» Work instruction:
Lift every line from the entries that includes the word "show".

"""

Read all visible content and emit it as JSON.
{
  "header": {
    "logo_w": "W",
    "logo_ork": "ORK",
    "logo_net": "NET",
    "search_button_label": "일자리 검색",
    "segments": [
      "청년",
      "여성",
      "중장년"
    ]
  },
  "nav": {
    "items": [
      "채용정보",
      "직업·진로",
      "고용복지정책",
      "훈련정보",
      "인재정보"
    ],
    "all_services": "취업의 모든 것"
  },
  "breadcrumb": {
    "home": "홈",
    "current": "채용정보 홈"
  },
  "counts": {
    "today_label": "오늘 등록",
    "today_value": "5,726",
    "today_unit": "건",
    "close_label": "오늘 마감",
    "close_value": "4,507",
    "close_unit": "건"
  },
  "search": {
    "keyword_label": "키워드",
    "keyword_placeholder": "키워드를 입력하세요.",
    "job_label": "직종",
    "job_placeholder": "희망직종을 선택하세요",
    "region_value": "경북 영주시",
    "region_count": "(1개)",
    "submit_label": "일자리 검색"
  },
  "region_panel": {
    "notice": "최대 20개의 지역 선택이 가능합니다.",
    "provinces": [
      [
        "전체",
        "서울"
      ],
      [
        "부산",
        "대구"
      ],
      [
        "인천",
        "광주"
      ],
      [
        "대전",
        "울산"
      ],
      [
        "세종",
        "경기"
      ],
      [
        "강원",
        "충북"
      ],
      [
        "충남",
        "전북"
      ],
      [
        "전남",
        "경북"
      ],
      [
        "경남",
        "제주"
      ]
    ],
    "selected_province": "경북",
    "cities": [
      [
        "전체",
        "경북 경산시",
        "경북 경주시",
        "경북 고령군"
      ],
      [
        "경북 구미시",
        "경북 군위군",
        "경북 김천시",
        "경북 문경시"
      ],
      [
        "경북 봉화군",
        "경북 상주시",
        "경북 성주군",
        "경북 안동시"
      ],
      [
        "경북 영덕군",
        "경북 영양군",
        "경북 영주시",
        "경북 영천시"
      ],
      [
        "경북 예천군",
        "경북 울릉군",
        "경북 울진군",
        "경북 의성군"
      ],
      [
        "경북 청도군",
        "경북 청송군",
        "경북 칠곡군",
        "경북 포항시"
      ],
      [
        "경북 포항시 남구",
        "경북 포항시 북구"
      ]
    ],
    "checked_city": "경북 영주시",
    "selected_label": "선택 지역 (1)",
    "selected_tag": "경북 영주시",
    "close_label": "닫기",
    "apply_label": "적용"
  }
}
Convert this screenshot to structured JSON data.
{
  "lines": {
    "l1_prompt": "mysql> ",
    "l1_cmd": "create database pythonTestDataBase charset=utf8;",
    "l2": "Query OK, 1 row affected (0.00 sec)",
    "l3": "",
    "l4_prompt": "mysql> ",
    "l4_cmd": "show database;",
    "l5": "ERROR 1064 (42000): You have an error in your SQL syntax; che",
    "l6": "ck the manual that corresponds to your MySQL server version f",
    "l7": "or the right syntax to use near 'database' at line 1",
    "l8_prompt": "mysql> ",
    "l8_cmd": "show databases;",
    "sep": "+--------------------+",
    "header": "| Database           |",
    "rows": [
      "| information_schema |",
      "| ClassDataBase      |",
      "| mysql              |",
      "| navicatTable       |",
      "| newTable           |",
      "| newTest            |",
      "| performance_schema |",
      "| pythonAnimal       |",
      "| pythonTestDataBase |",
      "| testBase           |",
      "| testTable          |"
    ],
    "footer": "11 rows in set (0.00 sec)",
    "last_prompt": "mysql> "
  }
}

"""
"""

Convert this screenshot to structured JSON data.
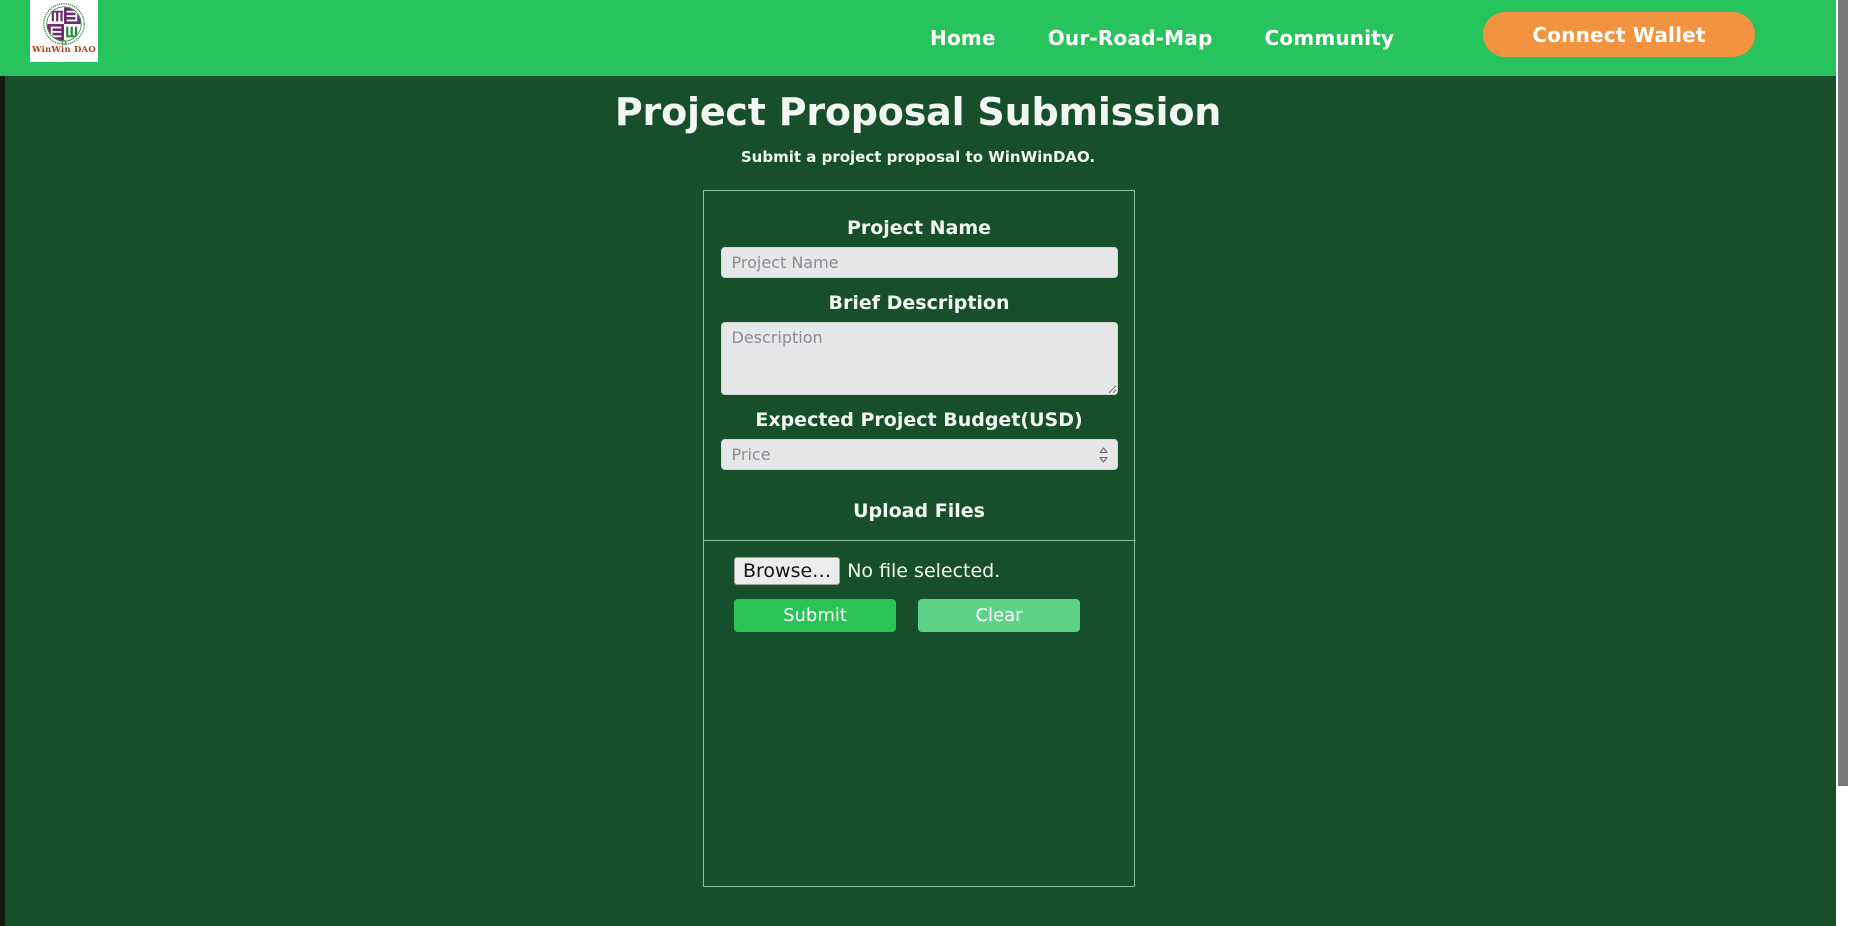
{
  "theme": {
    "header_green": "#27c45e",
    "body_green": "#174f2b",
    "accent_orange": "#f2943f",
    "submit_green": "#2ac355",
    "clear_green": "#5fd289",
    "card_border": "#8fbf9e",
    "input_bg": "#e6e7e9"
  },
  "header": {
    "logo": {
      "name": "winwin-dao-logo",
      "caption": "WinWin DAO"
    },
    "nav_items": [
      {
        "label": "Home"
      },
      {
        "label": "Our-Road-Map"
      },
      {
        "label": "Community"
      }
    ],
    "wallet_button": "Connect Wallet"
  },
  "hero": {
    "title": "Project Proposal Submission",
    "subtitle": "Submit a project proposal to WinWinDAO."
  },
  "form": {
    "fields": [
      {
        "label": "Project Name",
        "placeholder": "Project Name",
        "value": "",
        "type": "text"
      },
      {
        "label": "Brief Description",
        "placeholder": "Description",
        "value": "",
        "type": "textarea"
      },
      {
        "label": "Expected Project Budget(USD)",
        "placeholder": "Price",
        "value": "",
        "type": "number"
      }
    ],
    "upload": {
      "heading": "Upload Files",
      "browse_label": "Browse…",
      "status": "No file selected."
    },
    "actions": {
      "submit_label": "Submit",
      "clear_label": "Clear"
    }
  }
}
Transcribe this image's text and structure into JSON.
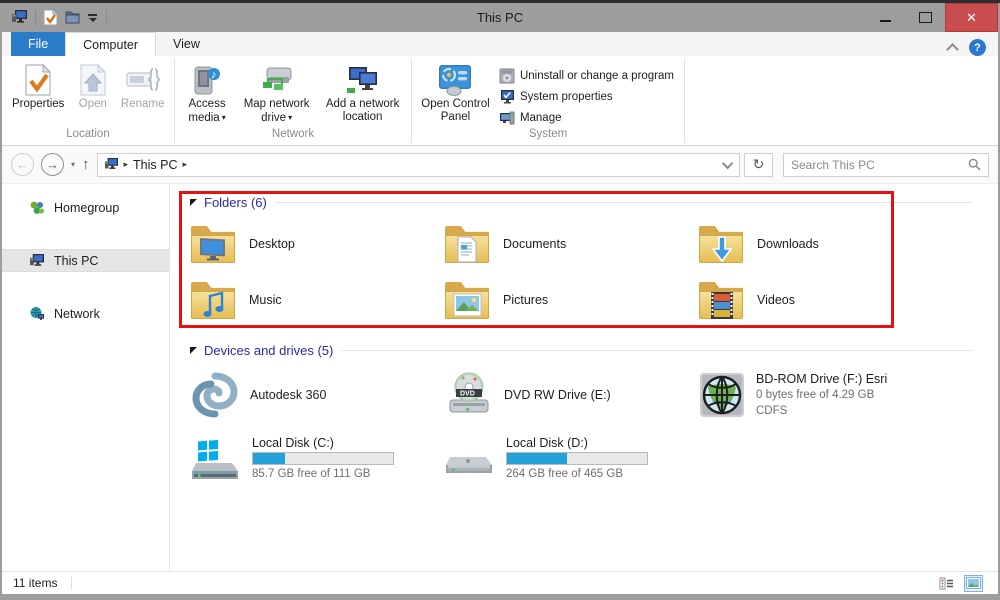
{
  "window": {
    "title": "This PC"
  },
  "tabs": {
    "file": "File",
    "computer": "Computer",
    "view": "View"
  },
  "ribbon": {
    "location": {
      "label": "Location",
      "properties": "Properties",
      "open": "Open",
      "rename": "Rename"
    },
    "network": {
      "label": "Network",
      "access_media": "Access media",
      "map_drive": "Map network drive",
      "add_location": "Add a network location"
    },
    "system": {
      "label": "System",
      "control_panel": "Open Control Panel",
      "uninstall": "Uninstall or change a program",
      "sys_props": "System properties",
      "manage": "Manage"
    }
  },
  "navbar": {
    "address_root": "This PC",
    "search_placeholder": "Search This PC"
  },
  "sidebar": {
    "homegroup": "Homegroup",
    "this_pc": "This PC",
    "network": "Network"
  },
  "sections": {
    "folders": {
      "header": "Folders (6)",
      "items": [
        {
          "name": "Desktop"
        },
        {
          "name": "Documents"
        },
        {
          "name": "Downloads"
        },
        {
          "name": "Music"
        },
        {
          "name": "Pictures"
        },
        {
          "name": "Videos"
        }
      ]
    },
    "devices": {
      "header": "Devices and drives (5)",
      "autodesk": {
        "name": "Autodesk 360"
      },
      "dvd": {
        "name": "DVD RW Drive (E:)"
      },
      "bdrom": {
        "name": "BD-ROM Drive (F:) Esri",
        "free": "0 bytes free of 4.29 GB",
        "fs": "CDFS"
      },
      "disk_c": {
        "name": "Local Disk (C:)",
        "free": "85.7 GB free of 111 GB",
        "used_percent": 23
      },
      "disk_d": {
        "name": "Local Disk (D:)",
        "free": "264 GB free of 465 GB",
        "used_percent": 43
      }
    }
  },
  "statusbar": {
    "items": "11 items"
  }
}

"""

» Answer box:
    "l4_cmd": "show database;",
    "l8_cmd": "show databases;",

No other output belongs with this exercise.